Exercise directions — Return each line below holding the string "text".
Materials provided Block Start
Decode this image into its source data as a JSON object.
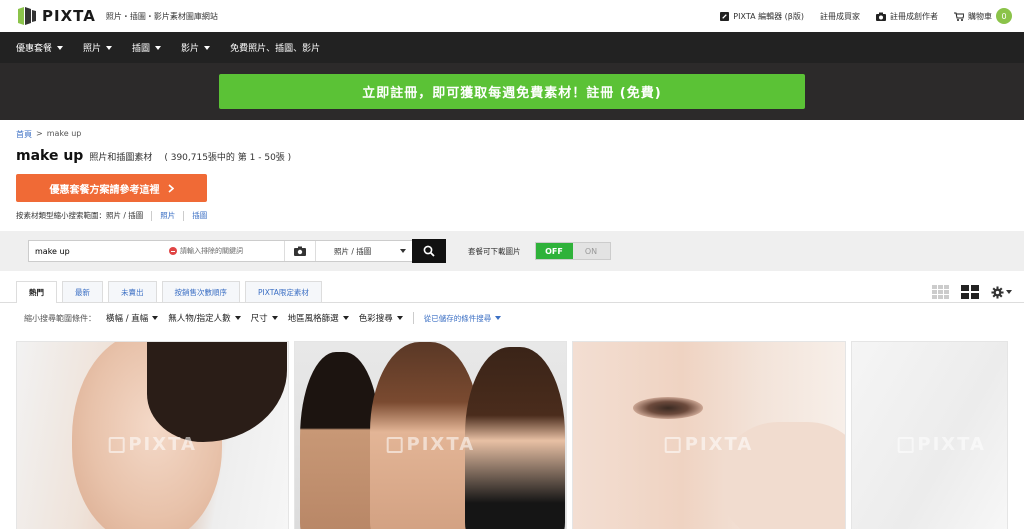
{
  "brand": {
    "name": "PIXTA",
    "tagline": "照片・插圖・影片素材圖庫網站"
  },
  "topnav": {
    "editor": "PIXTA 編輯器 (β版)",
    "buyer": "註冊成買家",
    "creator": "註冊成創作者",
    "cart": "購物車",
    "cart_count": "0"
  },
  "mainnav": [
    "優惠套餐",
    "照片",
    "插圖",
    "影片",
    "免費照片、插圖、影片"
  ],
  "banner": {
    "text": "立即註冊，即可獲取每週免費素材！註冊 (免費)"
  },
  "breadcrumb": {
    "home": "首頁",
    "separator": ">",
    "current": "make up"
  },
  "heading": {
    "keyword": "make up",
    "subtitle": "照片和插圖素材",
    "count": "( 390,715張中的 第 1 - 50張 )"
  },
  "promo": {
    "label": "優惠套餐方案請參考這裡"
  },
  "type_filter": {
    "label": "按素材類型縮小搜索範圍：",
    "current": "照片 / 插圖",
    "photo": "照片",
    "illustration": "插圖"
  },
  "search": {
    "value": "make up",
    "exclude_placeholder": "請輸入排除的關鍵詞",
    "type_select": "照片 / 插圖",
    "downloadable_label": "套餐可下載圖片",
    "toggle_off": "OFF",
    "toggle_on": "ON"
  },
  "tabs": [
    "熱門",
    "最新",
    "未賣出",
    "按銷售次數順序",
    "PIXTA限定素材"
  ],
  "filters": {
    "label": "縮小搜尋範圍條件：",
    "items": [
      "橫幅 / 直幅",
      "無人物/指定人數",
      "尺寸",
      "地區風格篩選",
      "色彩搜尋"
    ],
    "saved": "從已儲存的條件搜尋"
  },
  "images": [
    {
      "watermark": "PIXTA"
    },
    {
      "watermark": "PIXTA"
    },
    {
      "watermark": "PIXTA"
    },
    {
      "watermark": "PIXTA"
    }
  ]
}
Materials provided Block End
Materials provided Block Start
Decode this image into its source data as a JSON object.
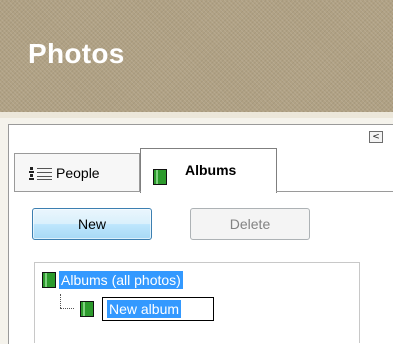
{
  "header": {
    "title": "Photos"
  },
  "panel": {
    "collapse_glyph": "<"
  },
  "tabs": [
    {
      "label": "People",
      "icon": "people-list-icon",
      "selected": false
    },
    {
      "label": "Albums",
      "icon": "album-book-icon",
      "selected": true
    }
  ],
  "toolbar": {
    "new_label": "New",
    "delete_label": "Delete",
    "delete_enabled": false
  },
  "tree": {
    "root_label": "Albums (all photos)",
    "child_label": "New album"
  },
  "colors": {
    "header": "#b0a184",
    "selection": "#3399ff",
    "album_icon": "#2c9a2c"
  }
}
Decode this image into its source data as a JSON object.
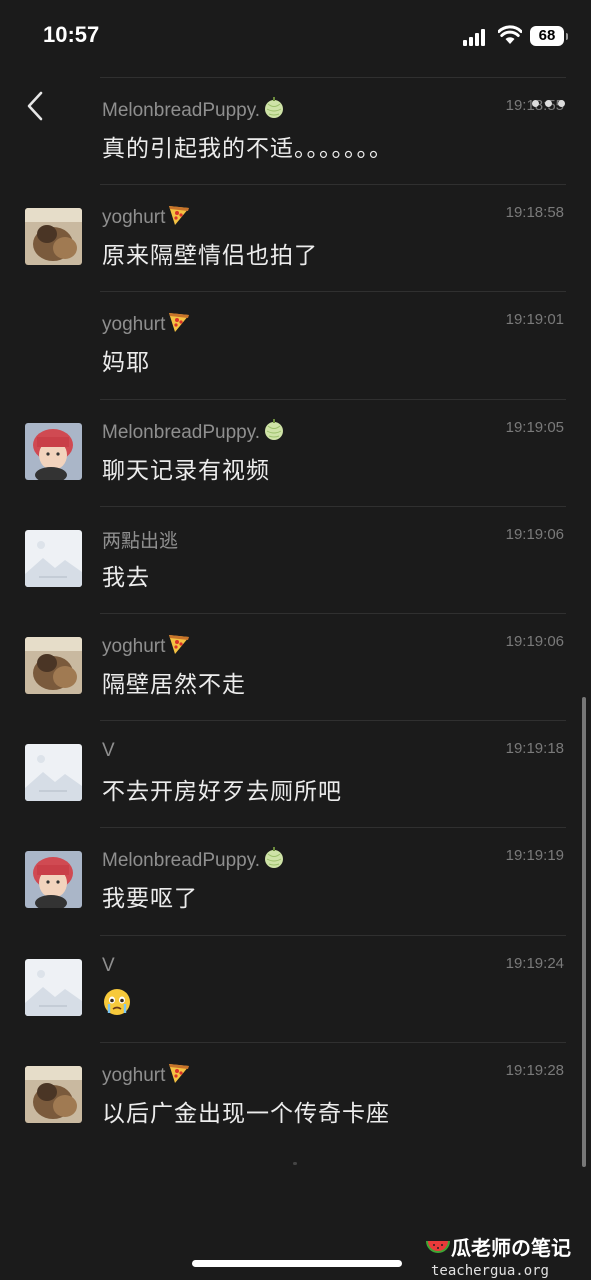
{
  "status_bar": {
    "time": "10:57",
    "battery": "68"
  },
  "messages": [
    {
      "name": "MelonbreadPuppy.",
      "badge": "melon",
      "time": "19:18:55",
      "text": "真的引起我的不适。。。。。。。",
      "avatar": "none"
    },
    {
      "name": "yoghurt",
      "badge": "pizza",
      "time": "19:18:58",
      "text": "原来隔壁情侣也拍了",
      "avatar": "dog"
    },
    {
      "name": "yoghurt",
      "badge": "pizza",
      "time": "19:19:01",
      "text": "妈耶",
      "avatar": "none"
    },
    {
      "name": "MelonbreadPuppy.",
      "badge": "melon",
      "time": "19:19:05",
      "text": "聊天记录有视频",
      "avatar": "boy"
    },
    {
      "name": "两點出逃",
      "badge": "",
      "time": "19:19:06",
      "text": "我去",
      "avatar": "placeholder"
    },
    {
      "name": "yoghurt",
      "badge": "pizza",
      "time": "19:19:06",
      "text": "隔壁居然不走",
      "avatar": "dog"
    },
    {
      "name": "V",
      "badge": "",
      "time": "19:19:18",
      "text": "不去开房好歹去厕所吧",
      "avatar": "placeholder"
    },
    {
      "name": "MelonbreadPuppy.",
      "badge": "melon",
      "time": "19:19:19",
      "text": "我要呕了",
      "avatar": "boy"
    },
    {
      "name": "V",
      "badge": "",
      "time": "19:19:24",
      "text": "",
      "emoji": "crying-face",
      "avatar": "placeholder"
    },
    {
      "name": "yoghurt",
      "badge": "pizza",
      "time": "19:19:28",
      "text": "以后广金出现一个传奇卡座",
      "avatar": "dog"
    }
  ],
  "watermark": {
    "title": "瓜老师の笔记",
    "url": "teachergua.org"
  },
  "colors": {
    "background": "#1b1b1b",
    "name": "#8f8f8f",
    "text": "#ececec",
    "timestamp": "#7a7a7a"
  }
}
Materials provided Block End
Task answer —
    "text": "立即註冊，即可獲取每週免費素材！註冊 (免費)"
      "text": "真的引起我的不适。。。。。。。",
      "text": "原来隔壁情侣也拍了",
      "text": "妈耶",
      "text": "聊天记录有视频",
      "text": "我去",
      "text": "隔壁居然不走",
      "text": "不去开房好歹去厕所吧",
      "text": "我要呕了",
      "text": "",
      "text": "以后广金出现一个传奇卡座",
    "text": "#ececec",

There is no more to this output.